“The questions concern the adequacy of the steps that Edison is taking to ensure that the plant can be operated safely,” said NRC spokesman Victor Dricks.
In October, Southern California Edison submitted a plan to NRC proposing that the federal regulators allow the utility to restart the Unit 2 reactor at 70% power. The utility effectively wanted allowance to continue operation for a five-month test run at reduced power, and then shut down the reactor to check on potential tube wear. This approach drew harsh criticism from critics. SCE officials argued that running Unit 2 at only 70% power significantly reduces fluid velocities and results in less energy causing tubes to vibrate.
When Southern California Edison released its proposal to restart the Unit 2 reactor at the San Onofre Nuclear Generating Station, they also claimed that the newly redesigned ‘more sensitive’ system incorporated sensitive monitors to detect unusual vibrations, and further stated that this upgrade would allow the operators to monitor the potential damage in the steam generators.
The original monitoring system was a pivotal issue in the federal investigation after the plant was shut down in January. In the Unit 3 reactor, which has shown more extensive damage from tubes rubbing against supports and each other, thirty alarms sounded over 11 months after monitors positioned in the reactor’s two steam generators were triggered after sensing unusual movements, according to documents and Nuclear Regulatory Commission officials involved in the probe.
The accelerometers are designed to detect loose or broken parts, are positioned near the bottom of the 65-foot high generators. NRC officials say, from their location in the generators, it would be difficult or even unlikely to pick up vibration and friction among tubes at the other end, where damage was concentrated.

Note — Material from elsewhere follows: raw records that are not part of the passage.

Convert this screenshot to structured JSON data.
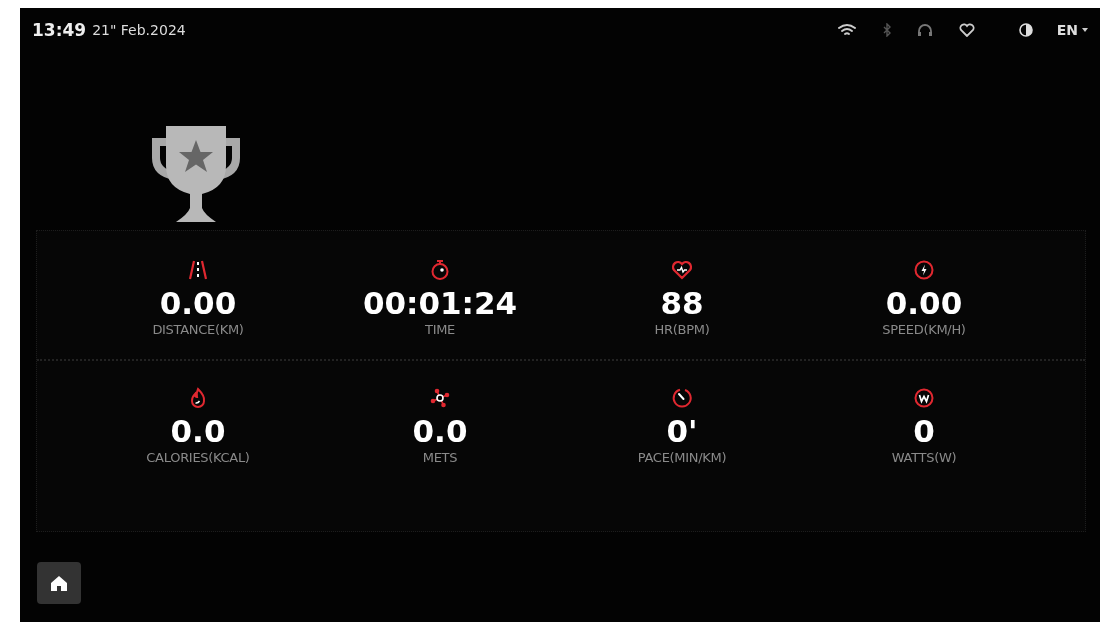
{
  "status_bar": {
    "time": "13:49",
    "date": "21\" Feb.2024",
    "language": "EN"
  },
  "metrics": [
    {
      "kind": "distance",
      "value": "0.00",
      "label": "DISTANCE(KM)"
    },
    {
      "kind": "time",
      "value": "00:01:24",
      "label": "TIME"
    },
    {
      "kind": "heart-rate",
      "value": "88",
      "label": "HR(BPM)"
    },
    {
      "kind": "speed",
      "value": "0.00",
      "label": "SPEED(KM/H)"
    },
    {
      "kind": "calories",
      "value": "0.0",
      "label": "CALORIES(KCAL)"
    },
    {
      "kind": "mets",
      "value": "0.0",
      "label": "METS"
    },
    {
      "kind": "pace",
      "value": "0'",
      "label": "PACE(MIN/KM)"
    },
    {
      "kind": "watts",
      "value": "0",
      "label": "WATTS(W)"
    }
  ]
}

One NRC official argued that the equipment could not do the job described by the company or provide additional safety if the plant is restarted.
“The instrumentation that you’re proposing … does not appear to be capable of detecting the conditions that would lead to actual tube wear,” said Richard Stattel of the NRC’s instrumentation branch. The NRC staff “doesn’t understand where that adds an additional safety margin” as proposed by the company, he added.
Mike Short, an Edison consultant, told regulators that the company “had not intended” to characterize the system as a “defense-in-depth” safeguard. Short said the data collected by the system could be used in future research examining vibrations picked up by the monitors. “It’s our plan … to make sure that’s clear” he said.
After analysis by an outside contractor that reviewed some of the data, found that the signals picked up by the Unit 3 monitors were similar in nature to what would occur with steep temperature changes when a reactor is starting up or shutting down, but were detected in the Unit 3 reactor while in normal operation. The utility had not reported this anomaly in their reports, and the failure to identify such excessive changes inside of the generators does not leave much hope that the monitors in Unit 2 would provide much meaningful data in the event of a restart.
Source: Associated Press
Source: The NC Times